Under the Digi-Dhan Vyapari Yojana, more than 7,000 merchants will be eligible for Rs 50,000 prize every week. "Digi-Dhan Vyapar Yojana is mainly for businessmen; they must encourage cashless transactions," Modi said, adding: "You will be surprised to know that 300 million people in India have RuPay cards, and 200 million of them belong to poor families."
"In the past few days, cashless transactions across the country have increased by 200-300 per cent," the prime minister said.
Modi also appreciated the slew of measures taken by the Assam government to encourage digital payments, including 0.75 per cent discount on petrol and diesel besides the 0.75 per cent discount announced earlier by oil PSUs, 10 per cent discounts on user charges above Rs 500 bills in hospitals.
Modi asserted that the informal sector and start-ups would largely benefit from the government's drive to take India towards a cashless system. " The informal sector is very significant in our country. Workers mostly receive salaries and wages in cash and are often even exploited," the prime minister said.
"This digital movement is a golden opportunity for the youth and start-ups. They can open new avenues through it," Modi added.
He also ensured that the government would continue to change rules and take other steps to fight corruption. "I assure you that this is not the end, this is just the beginning of our fight against corruption," he said, adding: "Black money hoarders are being nabbed across the country. The secret is that information by common people enables us to do it."

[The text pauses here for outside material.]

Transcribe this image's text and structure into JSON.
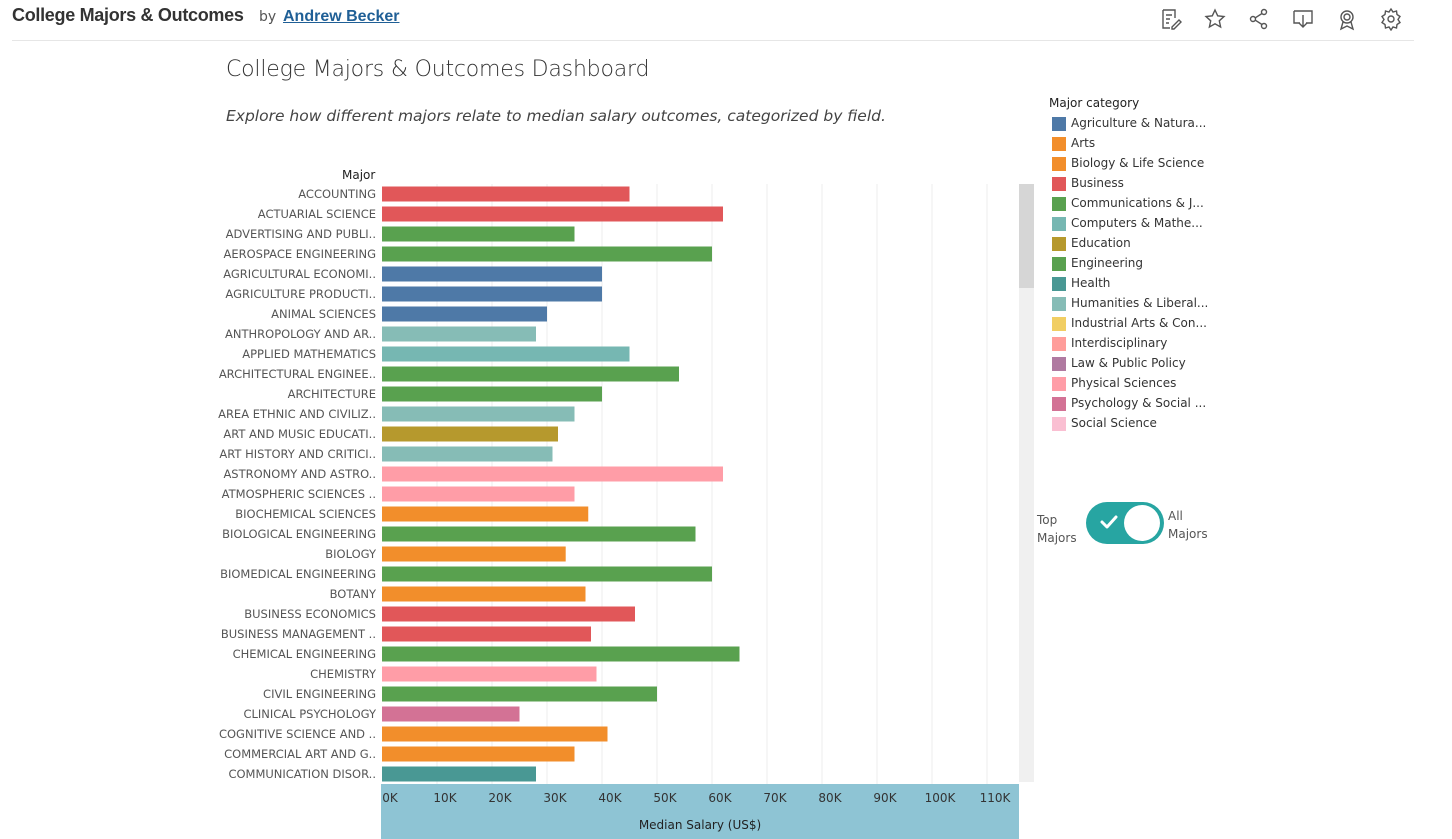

After Finance Minister Arun Jaitley recently clarified that political parties would not be exempt from tax glare on bank deposits after the government's move to demonetise high-value currency notes, Modi on Sunday said: "People are spreading rumours that political parties are exempted, this isn’t true."